**YOUR ASSIGNMENT**
Report only the number of lines that contain the string "text" in the records below.

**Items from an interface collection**
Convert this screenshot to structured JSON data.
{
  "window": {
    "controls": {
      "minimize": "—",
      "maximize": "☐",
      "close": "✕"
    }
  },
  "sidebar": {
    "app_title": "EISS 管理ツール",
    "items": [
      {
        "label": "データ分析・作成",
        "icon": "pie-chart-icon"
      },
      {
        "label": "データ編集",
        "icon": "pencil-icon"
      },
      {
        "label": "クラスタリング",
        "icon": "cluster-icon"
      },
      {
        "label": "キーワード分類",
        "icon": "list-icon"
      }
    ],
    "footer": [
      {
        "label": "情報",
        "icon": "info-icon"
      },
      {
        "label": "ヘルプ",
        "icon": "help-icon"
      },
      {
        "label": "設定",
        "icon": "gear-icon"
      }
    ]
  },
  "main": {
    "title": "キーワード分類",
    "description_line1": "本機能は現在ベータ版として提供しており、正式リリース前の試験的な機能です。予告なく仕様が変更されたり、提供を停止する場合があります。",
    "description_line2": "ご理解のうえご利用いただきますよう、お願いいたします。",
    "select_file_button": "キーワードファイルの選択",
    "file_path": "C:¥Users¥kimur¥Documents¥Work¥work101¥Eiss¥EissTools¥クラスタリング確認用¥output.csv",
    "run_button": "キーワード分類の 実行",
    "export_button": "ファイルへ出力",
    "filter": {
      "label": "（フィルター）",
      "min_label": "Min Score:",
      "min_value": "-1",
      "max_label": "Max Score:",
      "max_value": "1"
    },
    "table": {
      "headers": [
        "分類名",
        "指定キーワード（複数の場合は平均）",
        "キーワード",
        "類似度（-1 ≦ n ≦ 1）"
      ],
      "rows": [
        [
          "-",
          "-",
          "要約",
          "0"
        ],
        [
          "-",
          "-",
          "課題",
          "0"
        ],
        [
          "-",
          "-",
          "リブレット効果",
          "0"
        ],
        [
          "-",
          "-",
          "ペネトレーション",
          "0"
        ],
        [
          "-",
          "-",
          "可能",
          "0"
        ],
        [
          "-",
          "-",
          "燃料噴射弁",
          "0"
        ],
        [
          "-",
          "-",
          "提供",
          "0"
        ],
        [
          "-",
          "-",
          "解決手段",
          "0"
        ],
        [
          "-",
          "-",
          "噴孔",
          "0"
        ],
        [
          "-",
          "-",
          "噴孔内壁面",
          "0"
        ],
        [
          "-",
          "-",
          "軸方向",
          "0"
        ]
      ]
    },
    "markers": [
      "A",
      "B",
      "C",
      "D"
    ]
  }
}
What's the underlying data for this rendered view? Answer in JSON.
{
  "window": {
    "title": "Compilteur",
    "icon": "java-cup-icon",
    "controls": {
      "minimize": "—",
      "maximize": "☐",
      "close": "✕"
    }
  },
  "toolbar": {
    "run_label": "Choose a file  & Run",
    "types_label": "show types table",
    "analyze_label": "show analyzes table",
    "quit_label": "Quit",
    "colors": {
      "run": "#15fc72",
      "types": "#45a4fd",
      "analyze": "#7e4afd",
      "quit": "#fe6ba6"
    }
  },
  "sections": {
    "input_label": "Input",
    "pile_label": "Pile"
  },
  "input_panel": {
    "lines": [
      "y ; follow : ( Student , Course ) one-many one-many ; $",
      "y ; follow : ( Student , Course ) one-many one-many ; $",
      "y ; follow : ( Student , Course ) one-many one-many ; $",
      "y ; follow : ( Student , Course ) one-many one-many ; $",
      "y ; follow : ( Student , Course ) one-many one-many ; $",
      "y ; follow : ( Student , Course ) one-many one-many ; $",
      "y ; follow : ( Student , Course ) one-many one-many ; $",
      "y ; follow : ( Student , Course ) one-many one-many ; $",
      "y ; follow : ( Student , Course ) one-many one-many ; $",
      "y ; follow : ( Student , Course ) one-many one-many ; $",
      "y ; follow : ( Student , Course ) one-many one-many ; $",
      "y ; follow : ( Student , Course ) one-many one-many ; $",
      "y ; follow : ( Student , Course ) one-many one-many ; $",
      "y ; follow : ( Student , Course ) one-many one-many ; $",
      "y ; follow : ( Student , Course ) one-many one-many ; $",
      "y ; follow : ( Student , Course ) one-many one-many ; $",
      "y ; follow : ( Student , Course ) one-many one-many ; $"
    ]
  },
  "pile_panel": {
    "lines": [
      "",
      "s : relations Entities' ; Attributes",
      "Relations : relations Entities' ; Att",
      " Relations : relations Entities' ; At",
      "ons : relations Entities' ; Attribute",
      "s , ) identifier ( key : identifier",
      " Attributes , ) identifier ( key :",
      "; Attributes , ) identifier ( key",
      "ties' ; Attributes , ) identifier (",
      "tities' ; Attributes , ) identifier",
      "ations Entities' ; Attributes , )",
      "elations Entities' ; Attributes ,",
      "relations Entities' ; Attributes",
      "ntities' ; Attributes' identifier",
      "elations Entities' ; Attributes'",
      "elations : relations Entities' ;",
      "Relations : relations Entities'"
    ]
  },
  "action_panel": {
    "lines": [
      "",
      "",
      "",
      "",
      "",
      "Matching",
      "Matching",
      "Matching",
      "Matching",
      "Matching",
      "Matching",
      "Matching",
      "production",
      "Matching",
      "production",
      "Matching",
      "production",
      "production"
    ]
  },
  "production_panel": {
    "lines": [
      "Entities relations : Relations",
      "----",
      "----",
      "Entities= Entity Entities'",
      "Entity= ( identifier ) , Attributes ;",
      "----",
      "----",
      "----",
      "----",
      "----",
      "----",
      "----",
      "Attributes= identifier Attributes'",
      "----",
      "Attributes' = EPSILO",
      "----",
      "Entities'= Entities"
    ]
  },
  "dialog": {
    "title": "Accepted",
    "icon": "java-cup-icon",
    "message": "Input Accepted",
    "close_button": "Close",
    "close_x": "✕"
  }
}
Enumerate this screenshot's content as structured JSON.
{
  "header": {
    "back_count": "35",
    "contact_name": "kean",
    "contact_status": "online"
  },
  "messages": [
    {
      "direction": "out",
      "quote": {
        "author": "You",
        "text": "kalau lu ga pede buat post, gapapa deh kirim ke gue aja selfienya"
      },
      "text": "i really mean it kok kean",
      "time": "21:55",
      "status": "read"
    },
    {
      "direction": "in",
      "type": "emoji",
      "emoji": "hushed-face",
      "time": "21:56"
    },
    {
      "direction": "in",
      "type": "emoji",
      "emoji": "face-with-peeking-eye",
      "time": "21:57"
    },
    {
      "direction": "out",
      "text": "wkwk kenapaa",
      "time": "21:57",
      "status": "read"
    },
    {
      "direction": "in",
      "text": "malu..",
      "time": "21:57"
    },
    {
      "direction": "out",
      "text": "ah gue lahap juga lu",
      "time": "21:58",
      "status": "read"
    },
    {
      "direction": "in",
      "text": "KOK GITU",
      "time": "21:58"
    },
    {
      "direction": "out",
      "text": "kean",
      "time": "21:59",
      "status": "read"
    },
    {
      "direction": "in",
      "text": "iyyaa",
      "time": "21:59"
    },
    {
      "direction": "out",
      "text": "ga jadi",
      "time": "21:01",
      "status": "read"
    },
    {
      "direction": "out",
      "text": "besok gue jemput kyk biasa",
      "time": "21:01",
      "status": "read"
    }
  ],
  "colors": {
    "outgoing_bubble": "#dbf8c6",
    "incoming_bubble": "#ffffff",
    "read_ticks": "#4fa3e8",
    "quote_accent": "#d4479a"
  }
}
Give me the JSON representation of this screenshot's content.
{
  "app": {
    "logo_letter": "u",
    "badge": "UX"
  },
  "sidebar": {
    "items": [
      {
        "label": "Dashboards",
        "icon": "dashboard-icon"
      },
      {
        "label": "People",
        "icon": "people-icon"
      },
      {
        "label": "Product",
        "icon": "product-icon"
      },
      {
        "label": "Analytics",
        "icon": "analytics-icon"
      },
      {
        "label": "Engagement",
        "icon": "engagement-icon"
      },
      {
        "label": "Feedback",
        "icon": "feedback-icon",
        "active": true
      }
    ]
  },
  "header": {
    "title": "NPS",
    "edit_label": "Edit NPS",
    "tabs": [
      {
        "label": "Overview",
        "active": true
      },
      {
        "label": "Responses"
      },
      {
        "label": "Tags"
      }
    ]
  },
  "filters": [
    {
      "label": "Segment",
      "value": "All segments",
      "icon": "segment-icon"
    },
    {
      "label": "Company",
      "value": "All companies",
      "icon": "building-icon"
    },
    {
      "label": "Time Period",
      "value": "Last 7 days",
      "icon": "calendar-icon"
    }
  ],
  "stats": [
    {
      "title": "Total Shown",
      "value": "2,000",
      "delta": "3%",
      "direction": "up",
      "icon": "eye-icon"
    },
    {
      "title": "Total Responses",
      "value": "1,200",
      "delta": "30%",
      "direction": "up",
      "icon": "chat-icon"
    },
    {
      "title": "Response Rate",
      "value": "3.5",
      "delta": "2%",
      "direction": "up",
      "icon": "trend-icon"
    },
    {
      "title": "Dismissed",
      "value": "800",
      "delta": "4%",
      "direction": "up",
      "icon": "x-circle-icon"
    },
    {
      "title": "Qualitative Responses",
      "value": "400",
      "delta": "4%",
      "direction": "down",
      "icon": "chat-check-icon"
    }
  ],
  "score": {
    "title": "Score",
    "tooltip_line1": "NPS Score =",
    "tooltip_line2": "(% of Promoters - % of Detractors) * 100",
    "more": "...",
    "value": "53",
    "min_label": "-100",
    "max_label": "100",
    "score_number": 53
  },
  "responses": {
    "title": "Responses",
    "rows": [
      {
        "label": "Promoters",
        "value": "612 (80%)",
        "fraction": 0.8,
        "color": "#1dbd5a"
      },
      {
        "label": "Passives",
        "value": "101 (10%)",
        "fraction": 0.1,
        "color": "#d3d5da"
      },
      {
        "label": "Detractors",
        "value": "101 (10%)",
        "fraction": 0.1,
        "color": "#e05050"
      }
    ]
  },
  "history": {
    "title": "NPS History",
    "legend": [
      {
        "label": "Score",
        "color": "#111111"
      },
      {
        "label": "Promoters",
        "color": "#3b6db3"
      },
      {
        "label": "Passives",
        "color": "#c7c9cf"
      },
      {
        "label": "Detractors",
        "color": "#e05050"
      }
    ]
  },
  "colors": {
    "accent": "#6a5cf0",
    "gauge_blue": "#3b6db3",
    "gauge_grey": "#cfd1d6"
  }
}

**ANSWER BOX**
10